*Task objective:*
One figure is the whole answer: the number of lines below that contain the word "page".

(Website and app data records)
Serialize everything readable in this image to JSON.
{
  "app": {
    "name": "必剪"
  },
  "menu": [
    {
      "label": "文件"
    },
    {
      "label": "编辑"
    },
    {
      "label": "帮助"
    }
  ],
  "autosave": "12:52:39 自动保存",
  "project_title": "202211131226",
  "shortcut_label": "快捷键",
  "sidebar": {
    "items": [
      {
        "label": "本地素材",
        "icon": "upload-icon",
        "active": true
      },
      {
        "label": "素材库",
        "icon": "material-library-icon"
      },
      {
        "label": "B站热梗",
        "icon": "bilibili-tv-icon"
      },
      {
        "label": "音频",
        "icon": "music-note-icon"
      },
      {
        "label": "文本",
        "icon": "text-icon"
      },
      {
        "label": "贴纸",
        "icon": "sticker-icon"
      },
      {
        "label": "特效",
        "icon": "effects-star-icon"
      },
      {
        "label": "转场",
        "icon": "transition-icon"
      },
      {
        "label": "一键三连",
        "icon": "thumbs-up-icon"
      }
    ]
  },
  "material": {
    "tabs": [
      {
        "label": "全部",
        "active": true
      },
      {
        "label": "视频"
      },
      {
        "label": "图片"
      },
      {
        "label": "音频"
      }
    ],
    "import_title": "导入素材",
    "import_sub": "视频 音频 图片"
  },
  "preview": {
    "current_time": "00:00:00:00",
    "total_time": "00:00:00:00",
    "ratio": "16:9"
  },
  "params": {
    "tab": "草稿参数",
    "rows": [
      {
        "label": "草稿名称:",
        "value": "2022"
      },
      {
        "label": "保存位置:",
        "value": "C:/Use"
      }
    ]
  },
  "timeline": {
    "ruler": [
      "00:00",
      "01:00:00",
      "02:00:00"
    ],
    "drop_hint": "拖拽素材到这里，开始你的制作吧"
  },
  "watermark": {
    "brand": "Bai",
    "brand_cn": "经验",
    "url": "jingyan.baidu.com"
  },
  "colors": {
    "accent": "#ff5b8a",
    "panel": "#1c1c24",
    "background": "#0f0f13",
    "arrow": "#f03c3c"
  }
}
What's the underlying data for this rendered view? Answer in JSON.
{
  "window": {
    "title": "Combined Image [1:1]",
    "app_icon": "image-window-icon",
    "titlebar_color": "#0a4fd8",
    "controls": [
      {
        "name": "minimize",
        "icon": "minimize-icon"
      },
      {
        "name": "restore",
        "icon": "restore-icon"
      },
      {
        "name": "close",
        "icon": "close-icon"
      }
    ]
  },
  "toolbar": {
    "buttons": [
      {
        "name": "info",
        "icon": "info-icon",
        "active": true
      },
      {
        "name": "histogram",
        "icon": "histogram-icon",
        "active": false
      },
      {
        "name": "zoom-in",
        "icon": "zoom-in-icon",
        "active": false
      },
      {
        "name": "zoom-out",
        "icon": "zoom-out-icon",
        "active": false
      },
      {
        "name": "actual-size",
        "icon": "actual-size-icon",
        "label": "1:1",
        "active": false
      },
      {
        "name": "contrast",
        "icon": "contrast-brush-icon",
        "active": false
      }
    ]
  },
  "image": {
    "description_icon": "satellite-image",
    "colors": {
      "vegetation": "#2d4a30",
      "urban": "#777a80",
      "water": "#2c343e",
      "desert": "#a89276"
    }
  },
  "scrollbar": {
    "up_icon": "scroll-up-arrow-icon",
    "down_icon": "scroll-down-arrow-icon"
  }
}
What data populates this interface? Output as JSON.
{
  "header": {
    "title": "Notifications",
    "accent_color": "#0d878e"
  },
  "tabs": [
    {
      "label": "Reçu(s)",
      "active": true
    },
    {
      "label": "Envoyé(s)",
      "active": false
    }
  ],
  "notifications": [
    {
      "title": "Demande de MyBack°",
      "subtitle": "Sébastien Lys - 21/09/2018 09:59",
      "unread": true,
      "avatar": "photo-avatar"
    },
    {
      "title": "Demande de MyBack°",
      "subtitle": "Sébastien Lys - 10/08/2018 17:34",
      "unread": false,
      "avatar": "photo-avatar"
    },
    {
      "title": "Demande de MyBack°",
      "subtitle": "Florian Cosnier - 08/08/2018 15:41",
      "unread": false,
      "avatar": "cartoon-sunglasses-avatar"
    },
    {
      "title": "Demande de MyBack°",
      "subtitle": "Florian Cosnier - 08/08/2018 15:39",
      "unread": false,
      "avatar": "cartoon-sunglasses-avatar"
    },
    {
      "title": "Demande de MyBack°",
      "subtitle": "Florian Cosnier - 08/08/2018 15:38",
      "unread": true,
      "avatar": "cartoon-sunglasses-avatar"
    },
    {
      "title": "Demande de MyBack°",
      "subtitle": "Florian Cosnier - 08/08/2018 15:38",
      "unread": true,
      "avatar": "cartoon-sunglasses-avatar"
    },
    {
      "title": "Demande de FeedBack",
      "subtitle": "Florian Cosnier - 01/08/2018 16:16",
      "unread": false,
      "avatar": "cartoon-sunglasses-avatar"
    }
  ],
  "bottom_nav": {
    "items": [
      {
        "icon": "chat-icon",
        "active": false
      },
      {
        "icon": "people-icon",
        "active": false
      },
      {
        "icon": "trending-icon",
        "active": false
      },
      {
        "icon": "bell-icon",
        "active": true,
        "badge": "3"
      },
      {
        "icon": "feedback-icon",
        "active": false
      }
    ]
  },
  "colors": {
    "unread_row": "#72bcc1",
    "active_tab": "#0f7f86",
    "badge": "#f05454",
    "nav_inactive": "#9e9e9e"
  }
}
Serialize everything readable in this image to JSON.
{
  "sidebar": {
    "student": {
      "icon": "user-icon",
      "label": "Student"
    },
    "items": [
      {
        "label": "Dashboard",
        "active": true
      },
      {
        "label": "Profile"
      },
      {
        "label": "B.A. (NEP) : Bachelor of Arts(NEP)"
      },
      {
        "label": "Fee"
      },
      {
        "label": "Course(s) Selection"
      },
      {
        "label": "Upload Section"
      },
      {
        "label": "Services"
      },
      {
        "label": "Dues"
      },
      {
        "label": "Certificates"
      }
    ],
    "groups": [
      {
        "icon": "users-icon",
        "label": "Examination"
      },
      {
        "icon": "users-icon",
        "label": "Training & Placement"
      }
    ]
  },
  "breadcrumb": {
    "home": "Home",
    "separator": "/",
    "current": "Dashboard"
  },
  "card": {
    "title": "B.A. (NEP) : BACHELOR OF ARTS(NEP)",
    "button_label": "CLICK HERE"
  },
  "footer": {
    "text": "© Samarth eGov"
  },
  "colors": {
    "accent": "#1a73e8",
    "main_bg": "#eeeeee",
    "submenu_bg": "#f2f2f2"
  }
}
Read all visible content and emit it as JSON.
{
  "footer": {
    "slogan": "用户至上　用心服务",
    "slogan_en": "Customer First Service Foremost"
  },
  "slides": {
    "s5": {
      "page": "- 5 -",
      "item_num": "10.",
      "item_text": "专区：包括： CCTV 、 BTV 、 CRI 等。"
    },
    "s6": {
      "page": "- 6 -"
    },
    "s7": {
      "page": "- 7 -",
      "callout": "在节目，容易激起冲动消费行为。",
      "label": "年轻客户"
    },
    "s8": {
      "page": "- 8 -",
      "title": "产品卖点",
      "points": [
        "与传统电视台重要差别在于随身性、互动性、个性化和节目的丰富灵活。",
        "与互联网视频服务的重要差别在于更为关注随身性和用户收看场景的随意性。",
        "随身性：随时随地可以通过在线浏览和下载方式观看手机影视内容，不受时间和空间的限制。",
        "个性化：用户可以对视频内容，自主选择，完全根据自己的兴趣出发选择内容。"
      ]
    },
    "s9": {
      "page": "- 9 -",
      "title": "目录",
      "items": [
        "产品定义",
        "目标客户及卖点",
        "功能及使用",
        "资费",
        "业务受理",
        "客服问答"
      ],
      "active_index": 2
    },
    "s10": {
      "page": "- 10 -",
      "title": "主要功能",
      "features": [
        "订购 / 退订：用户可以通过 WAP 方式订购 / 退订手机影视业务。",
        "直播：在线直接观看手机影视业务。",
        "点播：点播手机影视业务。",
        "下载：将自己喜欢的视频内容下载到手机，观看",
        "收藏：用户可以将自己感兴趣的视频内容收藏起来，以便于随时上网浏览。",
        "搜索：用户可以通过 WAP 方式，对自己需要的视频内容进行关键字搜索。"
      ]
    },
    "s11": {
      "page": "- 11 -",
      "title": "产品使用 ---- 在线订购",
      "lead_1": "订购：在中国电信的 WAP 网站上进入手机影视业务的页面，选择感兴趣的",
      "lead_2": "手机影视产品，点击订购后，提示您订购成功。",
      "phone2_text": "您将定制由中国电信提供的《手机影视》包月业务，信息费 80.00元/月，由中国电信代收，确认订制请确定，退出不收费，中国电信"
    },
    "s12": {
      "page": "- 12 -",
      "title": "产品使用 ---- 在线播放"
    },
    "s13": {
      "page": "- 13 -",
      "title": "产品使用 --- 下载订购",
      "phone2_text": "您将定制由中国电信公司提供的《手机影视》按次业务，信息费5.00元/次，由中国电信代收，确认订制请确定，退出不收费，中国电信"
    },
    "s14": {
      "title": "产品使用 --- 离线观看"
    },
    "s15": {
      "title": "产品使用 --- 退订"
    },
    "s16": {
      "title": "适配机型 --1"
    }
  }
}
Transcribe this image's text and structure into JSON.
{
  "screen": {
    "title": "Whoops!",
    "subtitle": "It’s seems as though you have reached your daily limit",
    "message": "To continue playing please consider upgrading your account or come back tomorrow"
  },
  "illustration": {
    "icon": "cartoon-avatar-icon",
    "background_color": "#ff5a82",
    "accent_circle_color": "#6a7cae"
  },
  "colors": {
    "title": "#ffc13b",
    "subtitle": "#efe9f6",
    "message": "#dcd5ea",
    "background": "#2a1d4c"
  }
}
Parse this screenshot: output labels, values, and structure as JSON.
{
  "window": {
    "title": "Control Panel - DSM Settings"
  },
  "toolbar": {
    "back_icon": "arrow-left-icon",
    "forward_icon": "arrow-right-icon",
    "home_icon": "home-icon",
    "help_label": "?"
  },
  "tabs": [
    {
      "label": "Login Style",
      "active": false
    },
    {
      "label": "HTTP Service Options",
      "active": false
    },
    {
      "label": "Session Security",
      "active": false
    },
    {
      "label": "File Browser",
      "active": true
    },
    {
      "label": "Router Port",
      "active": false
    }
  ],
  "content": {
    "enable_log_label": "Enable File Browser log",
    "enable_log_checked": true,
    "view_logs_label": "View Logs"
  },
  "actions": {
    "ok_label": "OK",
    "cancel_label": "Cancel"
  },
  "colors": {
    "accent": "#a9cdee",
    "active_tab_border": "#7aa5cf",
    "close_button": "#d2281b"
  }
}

*Solution to the exercise:*
9